The MSW program at UCLA prepares social workers for leadership and excellence in the field. A cornerstone of this training is the research capstone, which allows students to begin contributing to the knowledge base of the profession. In carrying out a yearlong applied capstone research project, students will articulate and address a specific researchable problem rooted in a larger social issue with relevance to policy or practice. There is flexibility in the types of projects that students can undertake, and a variety of research methods and data sources can be utilized. Students work in groups of three or four, except for the limited number of students approved to do individual projects.
Social Welfare Research Capstone Handbook
Research Sequence Course Requirements
The MSW research capstone project culminates a two-year research course sequence, with the following required courses:
- 213A: Social Welfare Research Methods (First Year, Winter) – 4 units
- 213B: Applied Statistics in Social Welfare (First Year, Spring) – 4 units
- 260A: Research Capstone I: Project Development (Second Year, Fall) – 4 units
- 260B/C: Research Capstone II & III – One In-Progress Course – 4 units
- Data Gathering and Analyses (Second Year, Winter)
- Interpreting and Disseminating Research (Second Year, Spring)
- Individual Project Proposals – Current students should have submitted by Friday, June 15, to Laura Wray-Lake
- Pre-Capstone Orientation Session – Tuesday, Sept. 11, 1-3 p.m.
- Capstone Group Registration (submit one form per group) –

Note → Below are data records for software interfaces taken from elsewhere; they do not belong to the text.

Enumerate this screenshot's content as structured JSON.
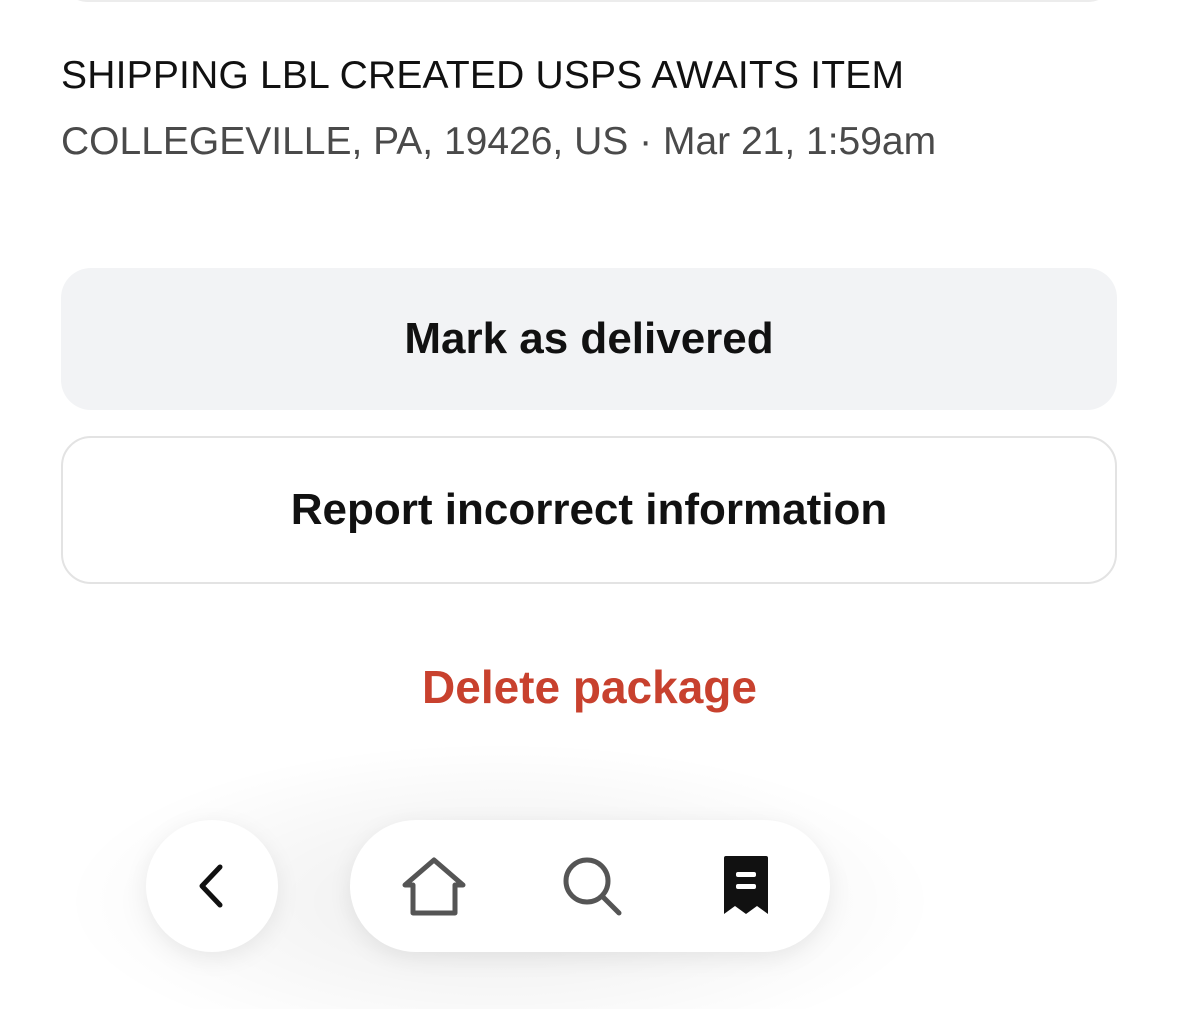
{
  "tracking_event": {
    "status": "SHIPPING LBL CREATED USPS AWAITS ITEM",
    "location": "COLLEGEVILLE, PA, 19426, US",
    "separator": "·",
    "timestamp": "Mar 21, 1:59am"
  },
  "actions": {
    "mark_delivered_label": "Mark as delivered",
    "report_label": "Report incorrect information",
    "delete_label": "Delete package"
  },
  "colors": {
    "delete_red": "#c8412e",
    "primary_button_bg": "#f2f3f5",
    "text_dark": "#111111",
    "text_muted": "#4a4a4a"
  },
  "bottom_nav": {
    "back_icon": "chevron-left-icon",
    "items": [
      {
        "icon": "home-icon"
      },
      {
        "icon": "search-icon"
      },
      {
        "icon": "receipt-icon",
        "active": true
      }
    ]
  }
}
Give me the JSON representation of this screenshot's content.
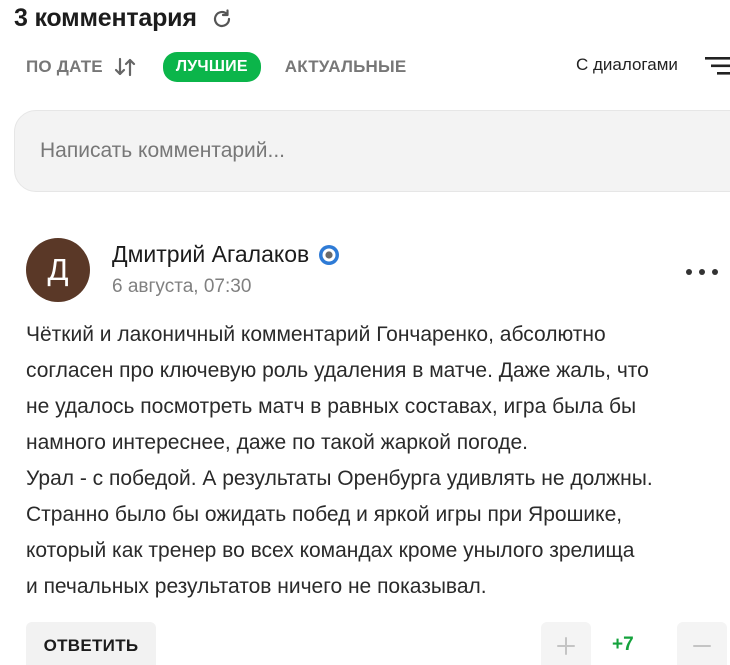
{
  "header": {
    "title": "3 комментария",
    "refresh_icon": "refresh-icon"
  },
  "sort": {
    "by_date": "ПО ДАТЕ",
    "best": "ЛУЧШИЕ",
    "actual": "АКТУАЛЬНЫЕ",
    "dialogs": "С диалогами",
    "accent_color": "#0bb54a"
  },
  "composer": {
    "placeholder": "Написать комментарий..."
  },
  "comment": {
    "avatar_letter": "Д",
    "avatar_color": "#5a3827",
    "author": "Дмитрий Агалаков",
    "date": "6 августа, 07:30",
    "lines": [
      "Чёткий и лаконичный комментарий Гончаренко, абсолютно",
      "согласен про ключевую роль удаления в матче. Даже жаль, что",
      "не удалось посмотреть матч в равных составах, игра была бы",
      "намного интереснее, даже по такой жаркой погоде.",
      "Урал - с победой. А результаты Оренбурга удивлять не должны.",
      "Странно было бы ожидать побед и яркой игры при Ярошике,",
      "который как тренер во всех командах кроме унылого зрелища",
      "и печальных результатов ничего не показывал."
    ],
    "reply_label": "ОТВЕТИТЬ",
    "score": "+7",
    "score_color": "#14a23c"
  }
}
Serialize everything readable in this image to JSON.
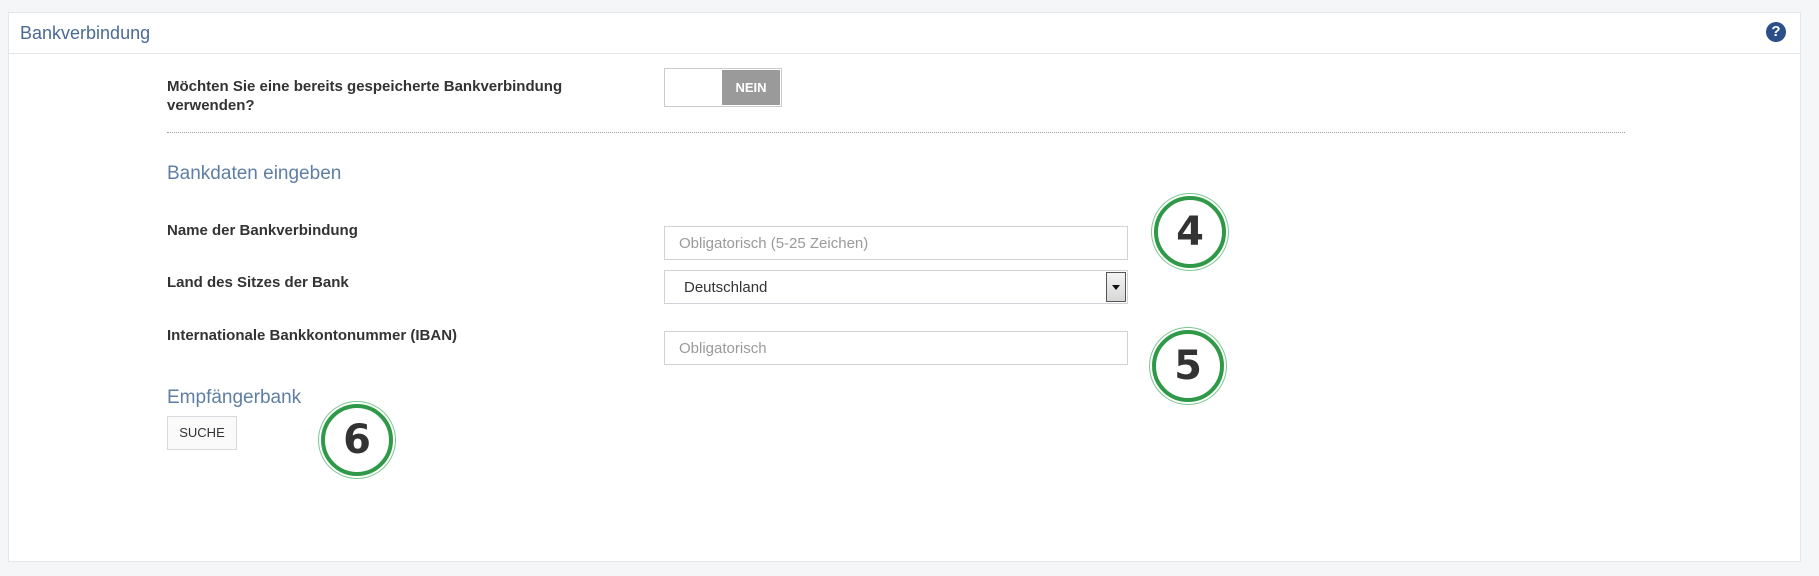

Friday, Sept. 14, Deadline to Register
- Deadline to Submit Completed Capstone Project – May 17, 2019
- Pass / Fail Decisions from Faculty Distributed – May 31, 2019
- Project Revision (if applicable) Deadline – June 14, 2019
Secondary Data Resources
A limited number of students will be selected through a competitive application process to do Individual Capstone Projects. The criteria for admission includes: (1) a GPA of 3.0 or better and evidence of strong performance in previous coursework, including research methods; (2) a research proposal that is feasible and shows promise for originality and rigor; (3) identification of a faculty mentor willing to mentor the student; and (4) a letter of recommendation from a faculty member (typically the identified mentor) that speaks to the student’s qualifications.
Capstone Project Documents
Questions should be directed to:
Laura Wray-Lake, Ph.D.
Research Capstone Coordinator and
Associate Professor of Social Welfare